Evaluating the contribution of shape attributes to recognition using the minimal transient discrete cue protocol
1 Department of Psychology, Laboratory for Neurometric Research, University of Southern California, Los Angeles, CA, 90089-1061, USA
2 Department of Biostatistics, Columbia University, New York, NY, 10032, USA
Behavioral and Brain Functions 2012, 8:53 doi:10.1186/1744-9081-8-53Published: 12 November 2012

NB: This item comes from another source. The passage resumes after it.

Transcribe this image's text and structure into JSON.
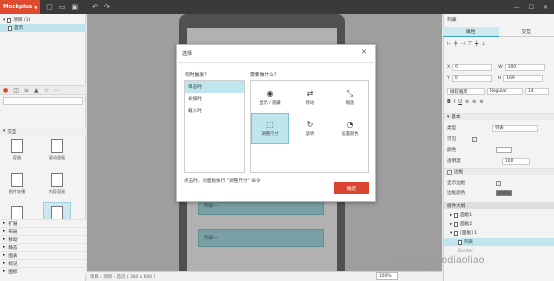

Subjects were tested for their ability to identify objects that were represented by an array of dots that marked the major contours, usually only the outer boundary. Each dot was briefly flashed to make its position known, and a major variable was the time interval that was required to flash all the dots for a given shape. Recognition declined as the total time for display of the dot inventory was increased. Each shape was shown to a given subject only once and it was either recognized -- named – or not. Although the recorded response was binary, a large number of subjects was tested, which made it possible to derive regression functions and thus specify an intercept and slope for each shape. Shapes differed substantially in their slopes, which is likely due to the amount of redundant information provided by neighboring dots. Indices of shape attributes were also derived, specifically Attneave’s indices of complexity, mean curvature, inflection count, and symmetry. Three of the four shape attributes were significantly related to intercept and slope levels, but none made a substantial contribution. This suggests that these attributes are not essential properties that define shapes and allow for recognition.